What the task requires: Images excepted, the data below must be repeated exactly.

(Page and application data records)

- - - -

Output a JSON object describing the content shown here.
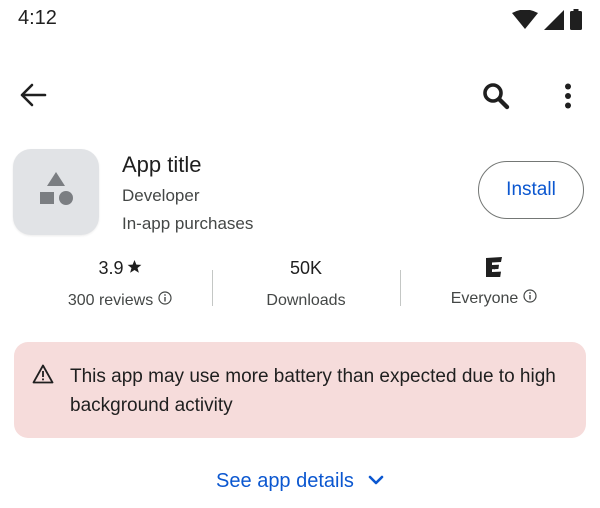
{
  "status_bar": {
    "time": "4:12",
    "icons": [
      "wifi-icon",
      "cellular-signal-icon",
      "battery-icon"
    ]
  },
  "toolbar": {
    "icons": [
      "back-arrow-icon",
      "search-icon",
      "more-vertical-icon"
    ]
  },
  "app": {
    "title": "App title",
    "developer": "Developer",
    "in_app_purchases": "In-app purchases",
    "icon": "shapes-placeholder-icon",
    "install_label": "Install"
  },
  "stats": {
    "rating": {
      "value": "3.9",
      "label": "300 reviews"
    },
    "downloads": {
      "value": "50K",
      "label": "Downloads"
    },
    "content_rating": {
      "badge": "E",
      "label": "Everyone"
    }
  },
  "warning": {
    "icon": "warning-triangle-icon",
    "text": "This app may use more battery than expected due to high background activity"
  },
  "details_link": {
    "label": "See app details",
    "icon": "chevron-down-icon"
  },
  "colors": {
    "accent": "#0b57d0",
    "warning_background": "#f6dcdb",
    "app_icon_background": "#e1e3e6",
    "text_primary": "#1f1f1f",
    "text_secondary": "#444746"
  }
}
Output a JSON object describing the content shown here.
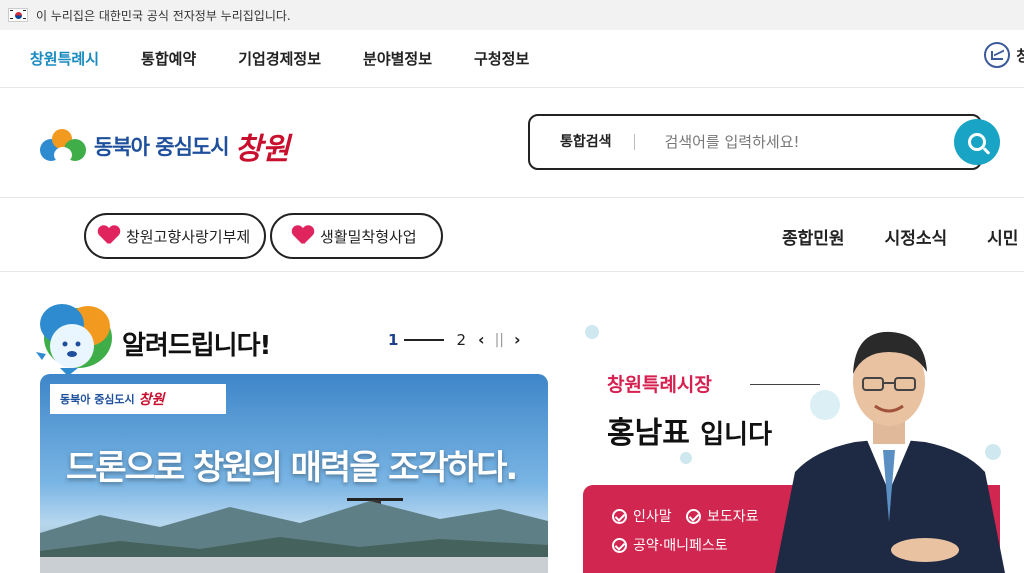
{
  "gov_banner": {
    "text": "이 누리집은 대한민국 공식 전자정부 누리집입니다."
  },
  "top_nav": {
    "items": [
      "창원특례시",
      "통합예약",
      "기업경제정보",
      "분야별정보",
      "구청정보"
    ],
    "right_label": "창원"
  },
  "header": {
    "logo_text": "동북아 중심도시",
    "logo_script": "창원",
    "search": {
      "label": "통합검색",
      "placeholder": "검색어를 입력하세요!"
    }
  },
  "pills": [
    "창원고향사랑기부제",
    "생활밀착형사업"
  ],
  "main_nav": [
    "종합민원",
    "시정소식",
    "시민"
  ],
  "notice": {
    "title": "알려드립니다!",
    "pager": {
      "current": "1",
      "total": "2",
      "prev": "‹",
      "pause": "||",
      "next": "›"
    },
    "banner": {
      "badge_text": "동북아 중심도시",
      "badge_script": "창원",
      "headline": "드론으로 창원의 매력을 조각하다."
    }
  },
  "mayor": {
    "title": "창원특례시장",
    "name": "홍남표",
    "name_suffix": "입니다",
    "links": [
      "인사말",
      "보도자료",
      "공약·매니페스토"
    ]
  },
  "colors": {
    "accent": "#1a8bbf",
    "search_btn": "#19a4c6",
    "brand_red": "#d02650",
    "brand_blue": "#1d4f9c"
  }
}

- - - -

Result:
Output a JSON object describing the content shown here.
{
  "status_bar": {
    "time": "4:12",
    "icons": [
      "wifi-icon",
      "cellular-signal-icon",
      "battery-icon"
    ]
  },
  "toolbar": {
    "icons": [
      "back-arrow-icon",
      "search-icon",
      "more-vertical-icon"
    ]
  },
  "app": {
    "title": "App title",
    "developer": "Developer",
    "in_app_purchases": "In-app purchases",
    "icon": "shapes-placeholder-icon",
    "install_label": "Install"
  },
  "stats": {
    "rating": {
      "value": "3.9",
      "label": "300 reviews"
    },
    "downloads": {
      "value": "50K",
      "label": "Downloads"
    },
    "content_rating": {
      "badge": "E",
      "label": "Everyone"
    }
  },
  "warning": {
    "icon": "warning-triangle-icon",
    "text": "This app may use more battery than expected due to high background activity"
  },
  "details_link": {
    "label": "See app details",
    "icon": "chevron-down-icon"
  },
  "colors": {
    "accent": "#0b57d0",
    "warning_background": "#f6dcdb",
    "app_icon_background": "#e1e3e6",
    "text_primary": "#1f1f1f",
    "text_secondary": "#444746"
  }
}
Output a JSON object describing the content shown here.
{
  "gov_banner": {
    "text": "이 누리집은 대한민국 공식 전자정부 누리집입니다."
  },
  "top_nav": {
    "items": [
      "창원특례시",
      "통합예약",
      "기업경제정보",
      "분야별정보",
      "구청정보"
    ],
    "right_label": "창원"
  },
  "header": {
    "logo_text": "동북아 중심도시",
    "logo_script": "창원",
    "search": {
      "label": "통합검색",
      "placeholder": "검색어를 입력하세요!"
    }
  },
  "pills": [
    "창원고향사랑기부제",
    "생활밀착형사업"
  ],
  "main_nav": [
    "종합민원",
    "시정소식",
    "시민"
  ],
  "notice": {
    "title": "알려드립니다!",
    "pager": {
      "current": "1",
      "total": "2",
      "prev": "‹",
      "pause": "||",
      "next": "›"
    },
    "banner": {
      "badge_text": "동북아 중심도시",
      "badge_script": "창원",
      "headline": "드론으로 창원의 매력을 조각하다."
    }
  },
  "mayor": {
    "title": "창원특례시장",
    "name": "홍남표",
    "name_suffix": "입니다",
    "links": [
      "인사말",
      "보도자료",
      "공약·매니페스토"
    ]
  },
  "colors": {
    "accent": "#1a8bbf",
    "search_btn": "#19a4c6",
    "brand_red": "#d02650",
    "brand_blue": "#1d4f9c"
  }
}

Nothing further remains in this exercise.